Here’s how your project should look now with your custom fields established inside your project.

Running automated rules

Using those custom fields we can now run some simple automated rules to make the management of our goals easier and to track ones we are achieving and ones we aren’t. This can give you the ability to make decisions on how to pivot your work or personal life towards the achievement of goals you want to hit.

We are going to extend our sections and include two sections titled “Achieved” and “Missed”.

Go to the top toolbar and change the view to “All Tasks” so we can capture goals that are both complete and incomplete.
We want to establish a rule that when the custom field “Goal Status” is updated to “Achieved” we move it to the achieved section. We also want to do the same for when a goal is “missed”. When the custom field is updated to this it is moved to the “Missed” section.
We also want to automatically complete a goal when the custom field is marked as “Achieved”
Pretty cool hey! This is the real power of starting to use the premium and business versions of Asana.

Here is how the rules should look when setup and what your new project should start to look like.

Choose your view/s

There are multiple ways you can view your goals project in Asana and it really depends on your personal preference. Each has its advantages and disadvantages and there are reasons why you might use a specific view over another.

List view
The list view is the default in Asana and shows sections and tasks in a standard list style format. Similar to a checklist it is an easy way to visualise your goals in a spreadsheet style layout. List view is my favourite, however it depends on the project as to what works best. Here’s a recap of the list view.

Board view
The board view segments your sections into columns and is great if you want to drag and drop goals into new areas and visually gives you a great snapshot of where your goals are sitting. I use the board view when I need to update the movement of tasks regularly between sections. Here’s how the board view looks for your goals project.

Calendar view
Calendar view is great for goals, especially when you’re using custom fields (and you know what the colours mean). In this example you can see that I can visualise for the month what goals are upcoming and their status. Custom fields become powerful when utilising this view. Here’s how the calendar view looks for this project.
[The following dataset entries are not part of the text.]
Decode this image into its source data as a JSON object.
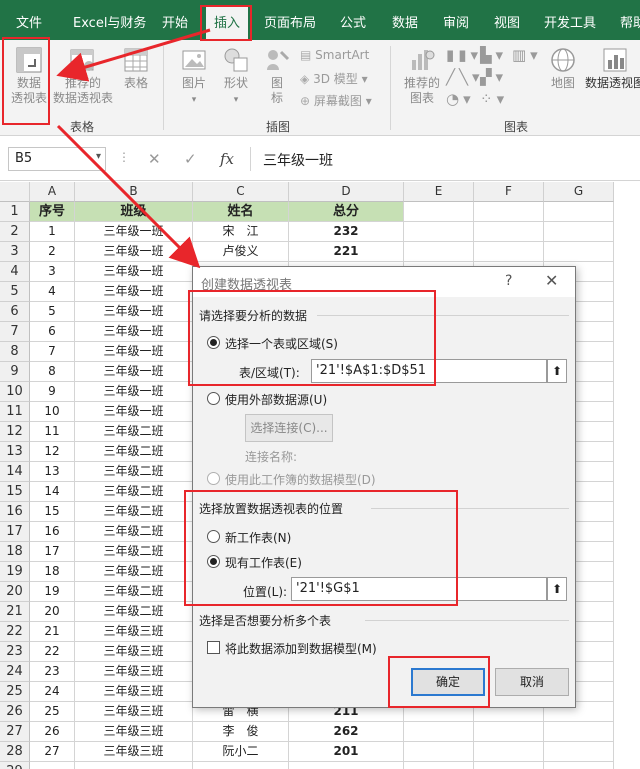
{
  "tabs": [
    "文件",
    "Excel与财务",
    "开始",
    "插入",
    "页面布局",
    "公式",
    "数据",
    "审阅",
    "视图",
    "开发工具",
    "帮助"
  ],
  "active_tab_index": 3,
  "ribbon": {
    "pivot_line1": "数据",
    "pivot_line2": "透视表",
    "recommended_pivot_line1": "推荐的",
    "recommended_pivot_line2": "数据透视表",
    "table": "表格",
    "pictures": "图片",
    "shapes": "形状",
    "icons_line1": "图",
    "icons_line2": "标",
    "smartart": "SmartArt",
    "model3d": "3D 模型",
    "screenshot": "屏幕截图",
    "rec_charts_line1": "推荐的",
    "rec_charts_line2": "图表",
    "maps": "地图",
    "pivot_chart": "数据透视图",
    "group_tables": "表格",
    "group_illustrations": "插图",
    "group_charts": "图表"
  },
  "formula_bar": {
    "name_box": "B5",
    "fx": "fx",
    "content": "三年级一班"
  },
  "columns": [
    "A",
    "B",
    "C",
    "D",
    "E",
    "F",
    "G"
  ],
  "sheet_headers": [
    "序号",
    "班级",
    "姓名",
    "总分"
  ],
  "rows": [
    [
      "1",
      "三年级一班",
      "宋　江",
      "232"
    ],
    [
      "2",
      "三年级一班",
      "卢俊义",
      "221"
    ],
    [
      "3",
      "三年级一班",
      "",
      ""
    ],
    [
      "4",
      "三年级一班",
      "",
      ""
    ],
    [
      "5",
      "三年级一班",
      "",
      ""
    ],
    [
      "6",
      "三年级一班",
      "",
      ""
    ],
    [
      "7",
      "三年级一班",
      "",
      ""
    ],
    [
      "8",
      "三年级一班",
      "",
      ""
    ],
    [
      "9",
      "三年级一班",
      "",
      ""
    ],
    [
      "10",
      "三年级一班",
      "",
      ""
    ],
    [
      "11",
      "三年级二班",
      "",
      ""
    ],
    [
      "12",
      "三年级二班",
      "",
      ""
    ],
    [
      "13",
      "三年级二班",
      "",
      ""
    ],
    [
      "14",
      "三年级二班",
      "",
      ""
    ],
    [
      "15",
      "三年级二班",
      "",
      ""
    ],
    [
      "16",
      "三年级二班",
      "",
      ""
    ],
    [
      "17",
      "三年级二班",
      "",
      ""
    ],
    [
      "18",
      "三年级二班",
      "",
      ""
    ],
    [
      "19",
      "三年级二班",
      "",
      ""
    ],
    [
      "20",
      "三年级二班",
      "",
      ""
    ],
    [
      "21",
      "三年级三班",
      "",
      ""
    ],
    [
      "22",
      "三年级三班",
      "",
      ""
    ],
    [
      "23",
      "三年级三班",
      "",
      ""
    ],
    [
      "24",
      "三年级三班",
      "",
      ""
    ],
    [
      "25",
      "三年级三班",
      "雷　横",
      "211"
    ],
    [
      "26",
      "三年级三班",
      "李　俊",
      "262"
    ],
    [
      "27",
      "三年级三班",
      "阮小二",
      "201"
    ]
  ],
  "dialog": {
    "title": "创建数据透视表",
    "help": "?",
    "close": "✕",
    "section1": "请选择要分析的数据",
    "opt_select_range": "选择一个表或区域(S)",
    "range_label": "表/区域(T):",
    "range_value": "'21'!$A$1:$D$51",
    "opt_external": "使用外部数据源(U)",
    "choose_connection": "选择连接(C)...",
    "connection_name": "连接名称:",
    "opt_data_model": "使用此工作簿的数据模型(D)",
    "section2": "选择放置数据透视表的位置",
    "opt_new_sheet": "新工作表(N)",
    "opt_existing_sheet": "现有工作表(E)",
    "location_label": "位置(L):",
    "location_value": "'21'!$G$1",
    "section3": "选择是否想要分析多个表",
    "add_to_model": "将此数据添加到数据模型(M)",
    "ok": "确定",
    "cancel": "取消"
  },
  "colors": {
    "excel_green": "#217346",
    "header_fill": "#c6e0b4",
    "annotation_red": "#e8262b"
  }
}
Tip: Click the … dots at the top right of your favourite view and save it as the default. Every time you go to this project it will be the default one. You can still easily switch between views.

Ongoing goal management

Here are some simple ways to make sure you start tracking, measuring & hitting those goals.

Establish goal tasks in your project as follows:

  • Create a new section called “Goal Tasks”
  • Establish tasks at your goal end date periods e.g. 30 days, 90 days, 180 days and 365 days to prompt you to review and update your goals
  • Create repeating dates for your tasks so when you complete them they automatically update to e.g. 30 days time

Alignment to teams & projects

You can easily align your goals to projects and teams. A simple way to do this to ensure you are always working on your big rocks that are driving you towards your goals is to create a “Goals” component of an existing project that you’re working on. Way back in the custom fields section we used a field to align our goal to a project or team. Follow these steps to ensure your goals are always front and centre while you focus on productive work in Asana:

  • Find an existing project that is driving one of your goals
  • Go to your goal and click on it and add it to your project that will drive it
  • Go to your project and move this goal to the top of your project and create a section “Achieve & Hit”
  • Now when working in this project you can see goal/s that you are working towards and the project that is contributing to you achieving it.

Goals will drive productivity

Hopefully this has given you the tools you need to now go ahead and build your goals project in Asana. If you’re like me you might have a personal goals project and a business goals project. Remember, writing down your goals is only step 1. Having a system that you can use to track, measure and assess them is great. If you can link those goals to your daily work and productivity the results will be amazing.